Just curious, though, do most DACs use linear phase filters? I would expect minimum phase to be popular, because of the lower latency. Or is the sample rate inside a DAC so high that it's not a real concern?
Changing between linear/minimum showed the biggest differences in peaks for me. But again, most TP scanners' result look like SoX's linear phase setting and not the minimum phase one. This is more evident with the extreme ISP samples.


And since I ran some tests, here are some observations, if anyone cares:
1. Between the 4 resamplers in foobar (incl. SoX), the "auto x4/x8" was consistently the one who stuck out with TP values, on almost all material. SoX and RetroArch (highest quality) were very similar. SSRC was mostly similar to those two as well, but with a few files the result was more different--indeed, it seems because of the high bandpass filter. I then switched to just using SoX.
2. Integer ("whole number") vs non-integer upsampling: Integer is faster. 2x SR (44k to 88k) also seems to produce more accurate TP values than ~2.2x (44k to 96k). By more accurate I mean more similar to the 1MHz scan ("high anchor"). But at higher target rates (4x, 8x) this seems to matter less and TP values become more and more even...
3. ... until 20MHz (the max in SoX), when some different TP values appear again (already at 15MHz too). I don't know what to make of that.
(a tip for doing such comparisons in f2k: put files into different folders for different settings and sort them by folder/file name in foobar)

Re: The best True Peak detection?

Reply #6
@bennetng : Got it, thanks!
Just curious, though, do most DACs use linear phase filters? I would expect minimum phase to be popular, because of the lower latency. Or is the sample rate inside a DAC so high that it's not a real concern?
Changing between linear/minimum showed the biggest differences in peaks for me. But again, most TP scanners' result look like SoX's linear phase setting and not the minimum phase one. This is more evident with the extreme ISP samples.
I tested my Realtek ALC892 and a soundcard with PCM1794A, they both have linear phase filters. On the other hand another soundcard with a CS4382 has an intermediate phase filter. So none of them are minimum phase. Some DACs offer user-selectable filters with different steepness and phase settings.

Another thing is that most DAC filters have some degrees of imaging, which can be mimicked by checking the "Allow aliasing/imaging" box in the SoX plugin.

Steepness and imaging usually only affect audio files with high amount of near Nyquist content, like unfiltered chiptunes and electronic music.

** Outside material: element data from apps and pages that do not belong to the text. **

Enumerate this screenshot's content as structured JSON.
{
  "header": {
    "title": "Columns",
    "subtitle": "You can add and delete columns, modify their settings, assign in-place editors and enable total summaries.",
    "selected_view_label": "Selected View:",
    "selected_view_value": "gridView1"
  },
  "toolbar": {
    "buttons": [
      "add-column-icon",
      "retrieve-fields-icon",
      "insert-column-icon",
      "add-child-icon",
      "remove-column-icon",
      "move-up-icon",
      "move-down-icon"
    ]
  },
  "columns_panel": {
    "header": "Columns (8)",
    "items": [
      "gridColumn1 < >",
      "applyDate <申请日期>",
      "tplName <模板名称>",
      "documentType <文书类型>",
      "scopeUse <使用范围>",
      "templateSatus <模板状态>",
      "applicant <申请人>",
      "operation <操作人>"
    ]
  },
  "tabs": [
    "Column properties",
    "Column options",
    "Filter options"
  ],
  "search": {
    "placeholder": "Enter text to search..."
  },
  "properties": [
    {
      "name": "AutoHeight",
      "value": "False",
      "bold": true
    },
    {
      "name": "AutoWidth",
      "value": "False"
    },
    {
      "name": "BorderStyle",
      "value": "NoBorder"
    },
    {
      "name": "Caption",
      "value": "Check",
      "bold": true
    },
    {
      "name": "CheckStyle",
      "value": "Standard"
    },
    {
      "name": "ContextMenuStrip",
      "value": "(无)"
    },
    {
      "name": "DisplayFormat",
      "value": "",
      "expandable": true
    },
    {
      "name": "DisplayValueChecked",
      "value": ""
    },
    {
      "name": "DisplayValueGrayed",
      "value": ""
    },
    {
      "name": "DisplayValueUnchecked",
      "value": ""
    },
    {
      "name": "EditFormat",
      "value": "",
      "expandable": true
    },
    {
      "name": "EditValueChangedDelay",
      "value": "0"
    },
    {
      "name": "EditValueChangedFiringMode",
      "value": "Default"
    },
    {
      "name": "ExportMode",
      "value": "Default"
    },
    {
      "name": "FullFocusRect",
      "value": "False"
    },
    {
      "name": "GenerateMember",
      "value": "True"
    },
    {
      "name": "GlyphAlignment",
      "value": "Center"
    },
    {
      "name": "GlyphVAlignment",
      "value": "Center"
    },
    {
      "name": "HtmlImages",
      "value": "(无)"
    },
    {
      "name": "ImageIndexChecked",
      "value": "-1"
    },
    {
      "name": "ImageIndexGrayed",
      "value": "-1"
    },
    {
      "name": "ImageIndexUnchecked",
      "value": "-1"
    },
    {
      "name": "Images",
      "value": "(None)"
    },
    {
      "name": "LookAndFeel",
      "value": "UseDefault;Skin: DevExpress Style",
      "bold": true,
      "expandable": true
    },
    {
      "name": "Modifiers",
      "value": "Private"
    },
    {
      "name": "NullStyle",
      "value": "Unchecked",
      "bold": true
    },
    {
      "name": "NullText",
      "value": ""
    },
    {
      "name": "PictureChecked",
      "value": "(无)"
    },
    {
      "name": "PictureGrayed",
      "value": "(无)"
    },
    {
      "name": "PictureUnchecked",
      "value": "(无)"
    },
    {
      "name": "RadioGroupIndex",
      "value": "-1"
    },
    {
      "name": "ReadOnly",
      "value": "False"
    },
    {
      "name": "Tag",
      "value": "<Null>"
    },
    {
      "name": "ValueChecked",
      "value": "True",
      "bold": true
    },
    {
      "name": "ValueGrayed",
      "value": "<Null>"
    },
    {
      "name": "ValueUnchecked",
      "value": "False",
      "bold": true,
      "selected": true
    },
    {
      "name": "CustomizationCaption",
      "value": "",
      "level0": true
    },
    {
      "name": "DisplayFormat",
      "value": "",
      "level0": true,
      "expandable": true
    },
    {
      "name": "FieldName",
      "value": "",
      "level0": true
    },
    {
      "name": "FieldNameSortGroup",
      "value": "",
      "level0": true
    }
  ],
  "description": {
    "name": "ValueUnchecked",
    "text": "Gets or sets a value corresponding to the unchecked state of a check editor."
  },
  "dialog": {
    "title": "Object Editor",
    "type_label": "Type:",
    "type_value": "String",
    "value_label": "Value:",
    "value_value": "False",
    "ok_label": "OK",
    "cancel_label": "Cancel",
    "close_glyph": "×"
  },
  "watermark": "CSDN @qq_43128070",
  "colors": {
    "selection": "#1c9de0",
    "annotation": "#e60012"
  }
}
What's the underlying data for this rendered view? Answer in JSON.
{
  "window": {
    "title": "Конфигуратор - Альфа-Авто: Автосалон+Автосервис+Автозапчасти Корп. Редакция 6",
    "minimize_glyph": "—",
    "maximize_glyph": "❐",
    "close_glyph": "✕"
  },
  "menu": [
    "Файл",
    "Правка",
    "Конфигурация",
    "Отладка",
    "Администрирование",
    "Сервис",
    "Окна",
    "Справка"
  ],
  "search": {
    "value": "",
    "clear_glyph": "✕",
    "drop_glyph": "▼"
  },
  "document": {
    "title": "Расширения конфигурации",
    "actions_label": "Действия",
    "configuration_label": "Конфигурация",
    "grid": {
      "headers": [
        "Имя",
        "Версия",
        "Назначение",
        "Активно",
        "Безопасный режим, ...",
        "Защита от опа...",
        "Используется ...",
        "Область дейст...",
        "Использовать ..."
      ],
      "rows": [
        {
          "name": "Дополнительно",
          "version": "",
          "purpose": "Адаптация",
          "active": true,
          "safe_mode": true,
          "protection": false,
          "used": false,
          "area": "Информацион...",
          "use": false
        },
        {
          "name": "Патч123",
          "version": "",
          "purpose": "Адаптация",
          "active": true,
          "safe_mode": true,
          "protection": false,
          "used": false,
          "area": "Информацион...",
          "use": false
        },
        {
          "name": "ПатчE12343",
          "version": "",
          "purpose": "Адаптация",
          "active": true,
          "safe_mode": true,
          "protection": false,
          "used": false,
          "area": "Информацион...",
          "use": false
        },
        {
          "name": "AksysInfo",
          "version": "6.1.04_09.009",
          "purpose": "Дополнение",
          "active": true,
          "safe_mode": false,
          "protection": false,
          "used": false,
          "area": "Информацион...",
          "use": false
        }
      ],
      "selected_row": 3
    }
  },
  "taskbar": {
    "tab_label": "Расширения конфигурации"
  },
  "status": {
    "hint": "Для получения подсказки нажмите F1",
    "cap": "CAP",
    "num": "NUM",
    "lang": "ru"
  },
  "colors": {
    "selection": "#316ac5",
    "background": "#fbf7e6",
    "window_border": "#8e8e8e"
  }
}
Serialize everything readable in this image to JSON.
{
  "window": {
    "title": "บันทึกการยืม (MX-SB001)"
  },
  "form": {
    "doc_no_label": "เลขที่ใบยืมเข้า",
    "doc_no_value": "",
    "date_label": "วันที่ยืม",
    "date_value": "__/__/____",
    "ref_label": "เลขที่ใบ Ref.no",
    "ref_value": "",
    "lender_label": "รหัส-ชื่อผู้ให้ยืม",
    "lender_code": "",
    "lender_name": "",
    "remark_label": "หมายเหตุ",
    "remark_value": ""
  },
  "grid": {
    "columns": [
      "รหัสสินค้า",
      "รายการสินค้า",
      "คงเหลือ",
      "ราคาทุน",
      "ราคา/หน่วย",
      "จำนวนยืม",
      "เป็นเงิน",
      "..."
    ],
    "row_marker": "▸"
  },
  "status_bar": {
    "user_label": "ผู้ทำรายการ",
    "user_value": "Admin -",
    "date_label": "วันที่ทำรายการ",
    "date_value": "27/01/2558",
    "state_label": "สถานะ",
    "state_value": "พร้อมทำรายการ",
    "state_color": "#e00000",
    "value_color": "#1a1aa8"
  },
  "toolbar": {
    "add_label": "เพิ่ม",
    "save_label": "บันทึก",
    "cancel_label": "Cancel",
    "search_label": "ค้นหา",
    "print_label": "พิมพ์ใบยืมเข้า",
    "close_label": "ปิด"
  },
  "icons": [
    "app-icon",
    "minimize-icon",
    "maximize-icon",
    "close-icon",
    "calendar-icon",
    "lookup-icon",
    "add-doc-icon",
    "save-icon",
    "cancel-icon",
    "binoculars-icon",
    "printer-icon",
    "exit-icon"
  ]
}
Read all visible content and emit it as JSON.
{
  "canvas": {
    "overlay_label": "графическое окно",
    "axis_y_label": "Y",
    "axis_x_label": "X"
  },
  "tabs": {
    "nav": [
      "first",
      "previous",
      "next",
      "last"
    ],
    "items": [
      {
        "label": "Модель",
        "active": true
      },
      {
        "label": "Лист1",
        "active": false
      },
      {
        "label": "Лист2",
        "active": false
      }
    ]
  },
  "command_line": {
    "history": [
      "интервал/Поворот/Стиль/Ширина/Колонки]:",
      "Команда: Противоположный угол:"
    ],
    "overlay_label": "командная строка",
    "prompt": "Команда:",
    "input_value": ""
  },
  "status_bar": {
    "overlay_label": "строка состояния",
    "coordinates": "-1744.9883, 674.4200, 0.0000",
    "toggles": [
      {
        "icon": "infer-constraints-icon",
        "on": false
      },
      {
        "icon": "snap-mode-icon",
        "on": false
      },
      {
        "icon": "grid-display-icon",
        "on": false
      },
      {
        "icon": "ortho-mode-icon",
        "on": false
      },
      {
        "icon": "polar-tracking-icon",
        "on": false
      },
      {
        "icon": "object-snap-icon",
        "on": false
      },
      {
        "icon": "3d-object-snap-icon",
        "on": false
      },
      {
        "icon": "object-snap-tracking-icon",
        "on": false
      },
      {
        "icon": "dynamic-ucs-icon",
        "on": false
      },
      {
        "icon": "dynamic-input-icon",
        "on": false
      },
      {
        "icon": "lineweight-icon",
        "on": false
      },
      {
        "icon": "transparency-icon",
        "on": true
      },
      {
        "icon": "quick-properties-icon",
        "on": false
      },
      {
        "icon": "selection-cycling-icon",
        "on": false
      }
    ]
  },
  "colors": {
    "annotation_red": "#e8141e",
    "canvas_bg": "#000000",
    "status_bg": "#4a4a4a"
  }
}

Some loudness war files are actually somewhat lowpassed instead of hard-clipped. So yes, phase is an important factor. If you are paranoid, scan in both linear and minimum phase and get what showed the highest.

Quote
And since I ran some tests, here are some observations, if anyone cares:
1. Between the 4 resamplers in foobar (incl. SoX), the "auto x4/x8" was consistently the one who stuck out with TP values, on almost all material. SoX and RetroArch (highest quality) were very similar. SSRC was mostly similar to those two as well, but with a few files the result was more different--indeed, it seems because of the high bandpass filter. I then switched to just using SoX.
2. Integer ("whole number") vs non-integer upsampling: Integer is faster. 2x SR (44k to 88k) also seems to produce more accurate TP values than ~2.2x (44k to 96k). By more accurate I mean more similar to the 1MHz scan ("high anchor"). But at higher target rates (4x, 8x) this seems to matter less and TP values become more and more even...
3. ... until 20MHz (the max in SoX), when some different TP values appear again (already at 15MHz too). I don't know what to make of that.
That's why the official BS.1770 document only recommends 4x for signle speed materials and 2x for double speed materials, and -1dBTP output to give headroom for uncertainties.